In contrast, children with Down syndrome pass the task, in spite of having lower IQ scores than those with autism. Since then, this fundamental discovery has been replicated many times.
Based on their observations, the authors concluded that autism leads to a specific delay in the development of theory of mind.
The idea that autism is associated with social difficulties was not new. When Kanner first identified autism as a developmental disorder in the 1940s, the characteristic symptoms of autism included difficulties in communication and social interaction. But what was new in the 1985 paper was a proposal for the underlying cause of these difficulties.
Many possible explanations of reduced social interaction in autism have been offered over the years. Do children with autism have trouble perceiving the visible parts of other people’s actions, such as their movements and their facial expressions? Do they have atypical emotional reactions to other people?
The authors were the first to suggest a cognitive alternative: children with autism may specifically struggle to understand the mental states behind other people’s observable shell.
Failure on the false belief task is not indisputable evidence of a specific delay in the theory of mind, however. Children with autism can fail the task for other reasons.
For example, passing the task requires sophisticated impulse control; children must inhibit the desire to point to the green box, where the ball really is. When the paper was first published, many scientists suggested that this could be why children with autism fail false belief tasks.
The right way to test this alternative hypothesis is to think of another task that is just as difficult, but that doesn’t require imagining other people’s thoughts. If children with autism fail this ‘control’ task, then their failure on the false belief task might not be a symptom of a theory of mind deficit after all.
In 1990, Debbie Zaitchik introduced a control task that has the right properties: the “false photograph” story (2). In this task, after Sally puts the ball in its original location, the brown basket, she takes a Polaroid photograph. Then Anne moves the ball from the basket to the second location, the green box. Before the child is allowed to see the picture, he is asked to predict: where will the ball be in the picture?
Baron-Cohen and Leslie were quick to use the false photograph task to test their theory of autism. In separate papers (3, 4), and with separate groups of children, both reported the same result: children with autism fail the false belief task, but pass the false photograph task. So their original conclusion was supported.
Although children with autism appear to have the logical and cognitive resources necessary to pass the false photograph task, they still fail the false belief task, which hinges specifically on the theory of mind.
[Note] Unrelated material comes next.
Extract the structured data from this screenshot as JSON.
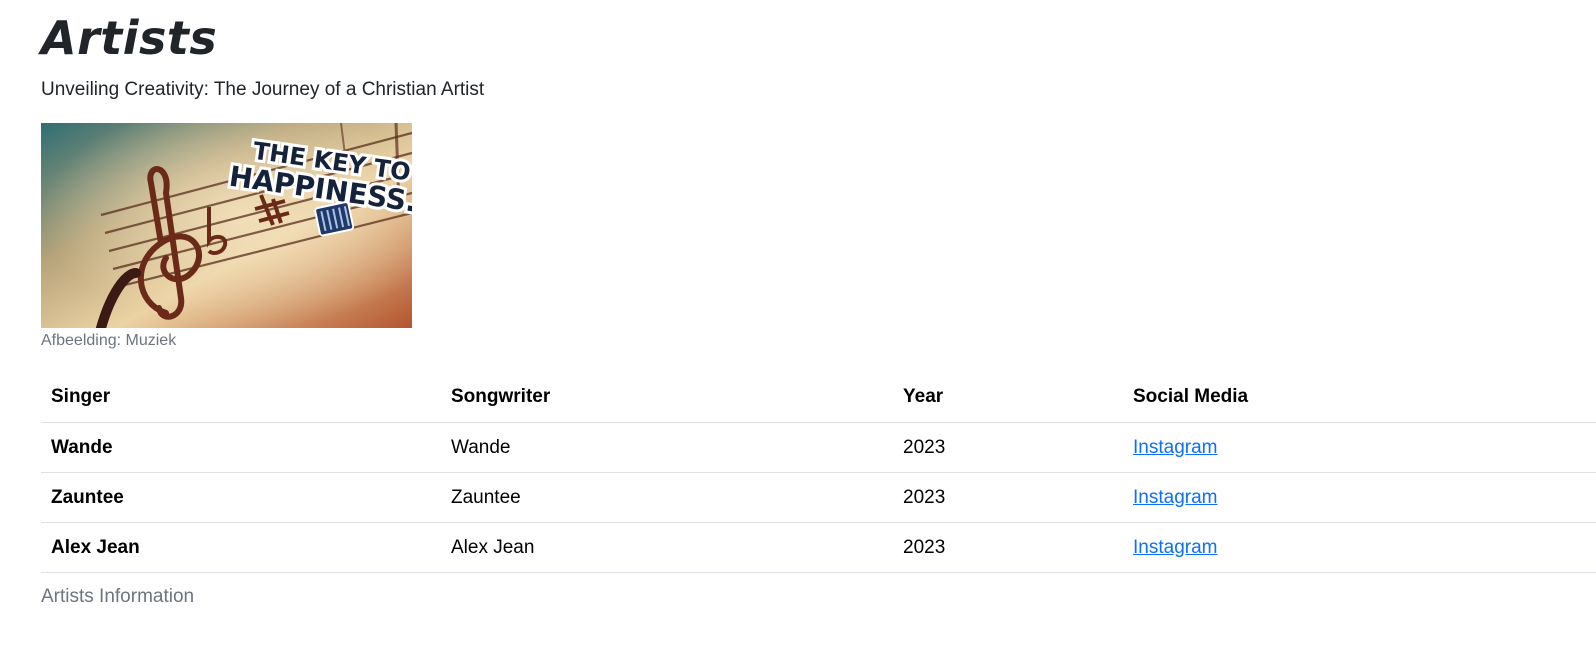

Of course, there are still many unanswered questions. Not all people with autism fail false belief tasks: with training, or even just with time, many learn to make the correct action predictions.
Does this mean that a deficit in the theory of mind is only a temporary feature of autism? Or does it mean that some people with autism have found ways of compensating for their weaknesses?
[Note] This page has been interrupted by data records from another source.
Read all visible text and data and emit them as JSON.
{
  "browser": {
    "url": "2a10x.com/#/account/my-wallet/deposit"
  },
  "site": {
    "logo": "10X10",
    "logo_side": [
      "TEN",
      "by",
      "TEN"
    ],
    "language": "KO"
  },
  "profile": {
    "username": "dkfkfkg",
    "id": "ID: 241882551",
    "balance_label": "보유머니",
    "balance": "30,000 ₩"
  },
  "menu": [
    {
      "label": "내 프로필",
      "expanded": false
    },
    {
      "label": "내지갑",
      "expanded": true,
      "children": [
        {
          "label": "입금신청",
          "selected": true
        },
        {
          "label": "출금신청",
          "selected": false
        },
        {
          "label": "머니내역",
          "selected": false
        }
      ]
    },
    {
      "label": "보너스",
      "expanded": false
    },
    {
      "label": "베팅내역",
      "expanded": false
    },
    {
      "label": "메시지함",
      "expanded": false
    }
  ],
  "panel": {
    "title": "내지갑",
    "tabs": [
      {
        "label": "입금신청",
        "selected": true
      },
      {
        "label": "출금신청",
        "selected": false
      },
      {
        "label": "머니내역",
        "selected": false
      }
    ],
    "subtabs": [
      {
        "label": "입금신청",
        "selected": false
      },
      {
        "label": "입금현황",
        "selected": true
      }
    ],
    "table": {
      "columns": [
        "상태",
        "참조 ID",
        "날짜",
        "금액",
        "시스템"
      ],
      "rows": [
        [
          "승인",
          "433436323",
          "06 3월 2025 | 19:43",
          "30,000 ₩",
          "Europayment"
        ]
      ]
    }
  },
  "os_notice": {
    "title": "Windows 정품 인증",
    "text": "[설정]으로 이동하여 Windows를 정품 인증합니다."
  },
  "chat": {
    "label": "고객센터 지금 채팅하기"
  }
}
More generally, if difficulties with social interaction are explained by a deficit in theory of mind, what explains that deficit? Autism is a neurological disorder, with a genetic basis. The basis ― either in the brain or in the genome ― of the social difficulties of children with autism are yet to be elucidated.
Finally, there appear to be many different causes of autism, including many different kinds of genetic bases. But why do all of these different biological causes lead to a common effect on the theory of mind?
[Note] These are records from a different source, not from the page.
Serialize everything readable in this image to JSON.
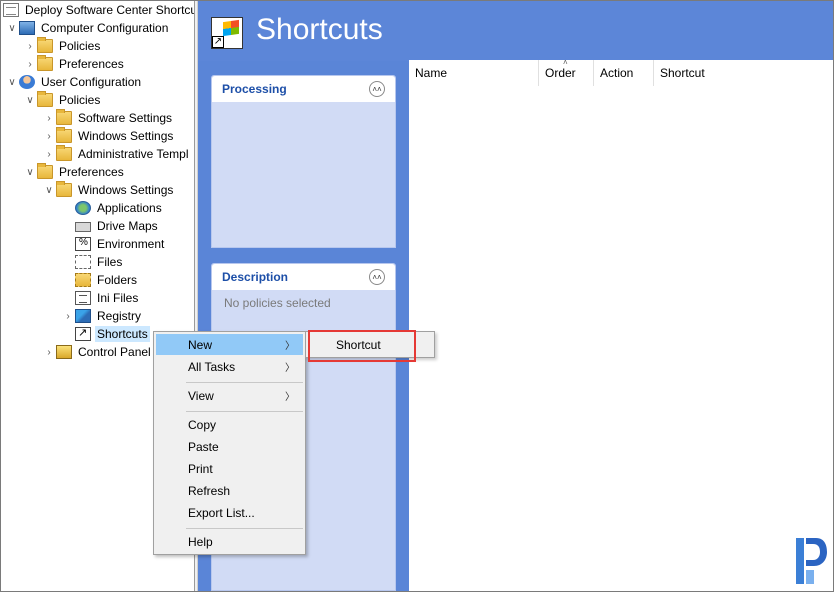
{
  "tree": {
    "items": [
      {
        "label": "Deploy Software Center Shortcut",
        "icon": "document-icon"
      },
      {
        "label": "Computer Configuration",
        "icon": "computer-icon"
      },
      {
        "label": "Policies",
        "icon": "folder-icon"
      },
      {
        "label": "Preferences",
        "icon": "folder-icon"
      },
      {
        "label": "User Configuration",
        "icon": "user-icon"
      },
      {
        "label": "Policies",
        "icon": "folder-icon"
      },
      {
        "label": "Software Settings",
        "icon": "folder-icon"
      },
      {
        "label": "Windows Settings",
        "icon": "folder-icon"
      },
      {
        "label": "Administrative Templ",
        "icon": "folder-icon"
      },
      {
        "label": "Preferences",
        "icon": "folder-icon"
      },
      {
        "label": "Windows Settings",
        "icon": "folder-icon"
      },
      {
        "label": "Applications",
        "icon": "globe-icon"
      },
      {
        "label": "Drive Maps",
        "icon": "drive-icon"
      },
      {
        "label": "Environment",
        "icon": "environment-icon"
      },
      {
        "label": "Files",
        "icon": "files-icon"
      },
      {
        "label": "Folders",
        "icon": "folders-icon"
      },
      {
        "label": "Ini Files",
        "icon": "ini-file-icon"
      },
      {
        "label": "Registry",
        "icon": "registry-icon"
      },
      {
        "label": "Shortcuts",
        "icon": "shortcut-icon"
      },
      {
        "label": "Control Panel",
        "icon": "control-panel-icon"
      }
    ]
  },
  "header": {
    "title": "Shortcuts"
  },
  "processing_panel": {
    "title": "Processing"
  },
  "description_panel": {
    "title": "Description",
    "text": "No policies selected"
  },
  "list": {
    "columns": [
      "Name",
      "Order",
      "Action",
      "Shortcut"
    ]
  },
  "context_menu": {
    "items": [
      "New",
      "All Tasks",
      "View",
      "Copy",
      "Paste",
      "Print",
      "Refresh",
      "Export List...",
      "Help"
    ]
  },
  "submenu": {
    "item": "Shortcut"
  },
  "colors": {
    "header_blue": "#5c86d8",
    "menu_highlight": "#91c9f7",
    "callout_red": "#e53935"
  }
}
These questions are the legacy of Baron-Cohen, Leslie and Frith’s landmark papers.